"We were just trying to do what we think is right, and what fits the program," Sitake added, thanking Greer as he sat a few feet away on the practice field. "I'm lucky I get to coach a team that loves each other."
The new endorsements were made possible by a groundbreaking agreement between every player on the BYU football team and Built Bars, the longstanding sponsor of the university's football team that may have changed the game in the "wild, wild west" of NIL endorsements.
The agreement has already achieved worldwide reach, with a video that has been viewed more than 2 million times in just over 24 hours and a trending topic on Twitter that would be worth the equivalent of a $20,000 ad on the social media platform.
It's the most-viewed social media video in BYU athletics history, a team spokesperson told KSL.com.
But Thursday's announcement wasn't about the viral moment of the social media buzz it created, Greer said. He's not even sure how many players have formally signed with the company whose branding will appear on the players' practice helmets and whose product will supply training tables in both locker rooms in the practice facility and LaVell Edwards Stadium on game day.
"I know at least one has signed; that's good. We're on a roll. Maybe we've got 122 left," he quipped. "I think our return is the return on the players' investment and their time. That's what we're focused on. How are they going to learn, to grow, to become. That's our focus right now. We're creating an experience to look at this as an opportunity to grow and to get gainful opportunity.
"It's a return on players' investment, and in turn we'll get a return on our investment."
The real return is the ability to impact the players' lives — and especially the walk-on players, a group known for grinding and developing that has built a unique tradition in the BYU football program.
Trending on Twitter and earning national and (in some cases) international attention are just bonuses.
"If you talked to Kalani, he probably expected this; it's been his dream and what he was fighting for," Greer said. "But did I think it would catch on that fast? No, that wasn't the intent.
"When things are organic and real, it just naturally goes. What an honor and what a blessing it's been so far."

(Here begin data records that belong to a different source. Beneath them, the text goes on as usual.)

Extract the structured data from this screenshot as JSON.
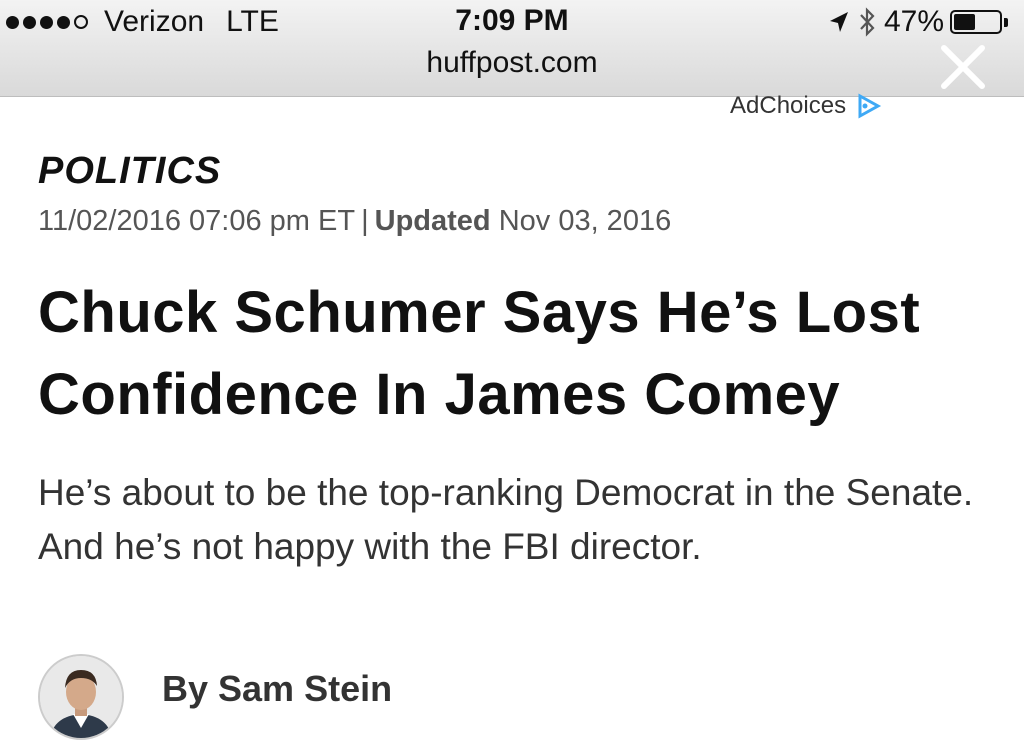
{
  "status_bar": {
    "carrier": "Verizon",
    "network": "LTE",
    "time": "7:09 PM",
    "battery_text": "47%",
    "battery_level": 0.47,
    "domain": "huffpost.com",
    "icons": [
      "signal-dots-icon",
      "location-arrow-icon",
      "bluetooth-icon",
      "battery-icon"
    ]
  },
  "browser": {
    "close_icon": "close-icon"
  },
  "ad": {
    "label": "AdChoices",
    "icon": "adchoices-icon"
  },
  "article": {
    "section": "POLITICS",
    "published": "11/02/2016 07:06 pm ET",
    "separator": "|",
    "updated_label": "Updated",
    "updated_date": "Nov 03, 2016",
    "headline": "Chuck Schumer Says He’s Lost Confidence In James Comey",
    "dek": "He’s about to be the top-ranking Democrat in the Senate. And he’s not happy with the FBI director.",
    "byline": "By Sam Stein"
  },
  "colors": {
    "status_bg": "#e5e5e5",
    "adchoices_accent": "#3fa9f5",
    "text_dark": "#111111",
    "text_muted": "#555555"
  }
}
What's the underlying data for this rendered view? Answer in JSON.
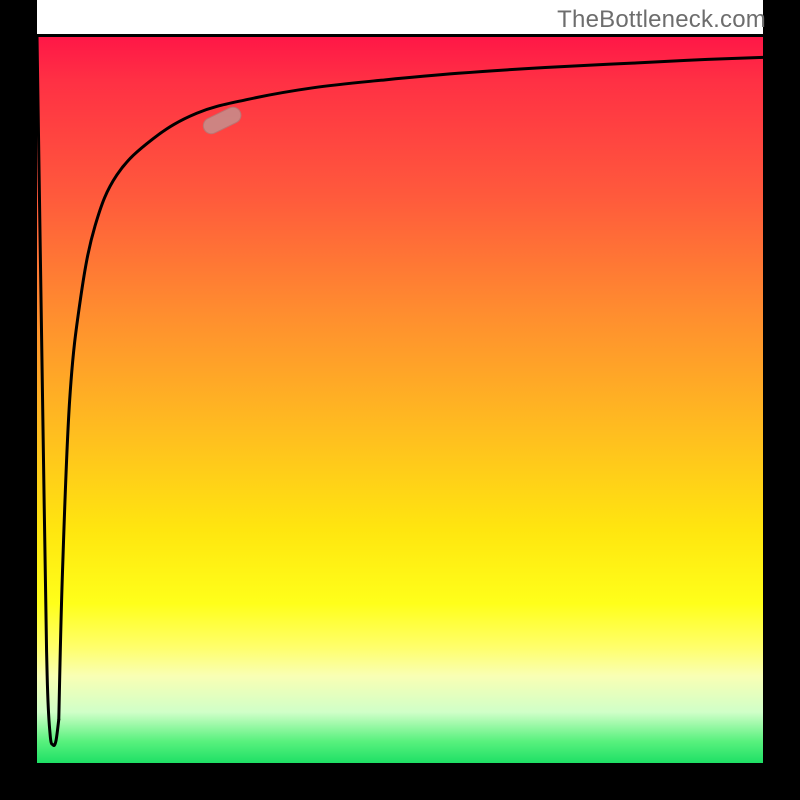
{
  "watermark": "TheBottleneck.com",
  "colors": {
    "curve": "#000000",
    "marker_fill": "#c98a88",
    "marker_stroke": "#b77876",
    "frame": "#000000",
    "gradient_top": "#ff1747",
    "gradient_bottom": "#1ee065"
  },
  "marker": {
    "x_norm": 0.255,
    "y_norm": 0.885,
    "angle_deg": 26
  },
  "chart_data": {
    "type": "line",
    "title": "",
    "xlabel": "",
    "ylabel": "",
    "xlim": [
      0,
      1
    ],
    "ylim": [
      0,
      1
    ],
    "grid": false,
    "legend": false,
    "series": [
      {
        "name": "curve-1",
        "x": [
          0.0,
          0.01,
          0.014,
          0.018,
          0.022,
          0.026,
          0.03
        ],
        "y": [
          1.0,
          0.35,
          0.12,
          0.04,
          0.025,
          0.03,
          0.06
        ]
      },
      {
        "name": "curve-2",
        "x": [
          0.03,
          0.035,
          0.045,
          0.06,
          0.08,
          0.11,
          0.16,
          0.22,
          0.29,
          0.38,
          0.48,
          0.58,
          0.7,
          0.82,
          0.92,
          1.0
        ],
        "y": [
          0.06,
          0.26,
          0.5,
          0.64,
          0.74,
          0.81,
          0.86,
          0.895,
          0.914,
          0.93,
          0.941,
          0.95,
          0.958,
          0.964,
          0.969,
          0.972
        ]
      }
    ],
    "annotations": [
      {
        "type": "marker",
        "x": 0.255,
        "y": 0.895
      }
    ]
  }
}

Even most of the details matter little to Greer, he said there will be some requirements for endorsements, online and in person, for the players to fulfill their end of the contract. But he doesn't even want to get bogged down in the details — he said multiple times "that's what the attorneys are for" — and prefers to focus on the "spirit of the law" that means helping college students earn meaningful real-world employment and experience.
"We want to show our commitment to the walk-ons and what they represent," Greer said. "You can't just say one year, one-and-done; that's not what this institution is about or what Built is about. We made sure it was a multiyear deal.
"The spirit of it is to do this for a long, long time."
And for Sitake — a former walk-on fullback himself — that's what mattered most.
Walk-ons hold a special place in the sixth-year head coach's heart. When NIL legislation threatened to dramatically change the landscape of college sports, he gathered his team together and said he'd help each one of them capitalize on the new opportunities.
Then he singled out the walk-ons and said he'd put a special emphasis on their well-being.
By Thursday, that promise was starting to come together.
But it's just the beginning.
"I don't know if I can forecast what other programs are going to do," Sitake said. "But if you were to ask me if I think that walk-ons deserve to be taken care of, I'm going to say, sure; of course I only control the ones on our program. But there are a bunch of walk-ons in college football and every spirit that the program wouldn't be able to survive without them.
"If we're going to do name, image and likeness things for the stars and the scholarship guys, I think it would be good to also remember the people who do a bulk of the work for getting us prepped for the games and ready for success."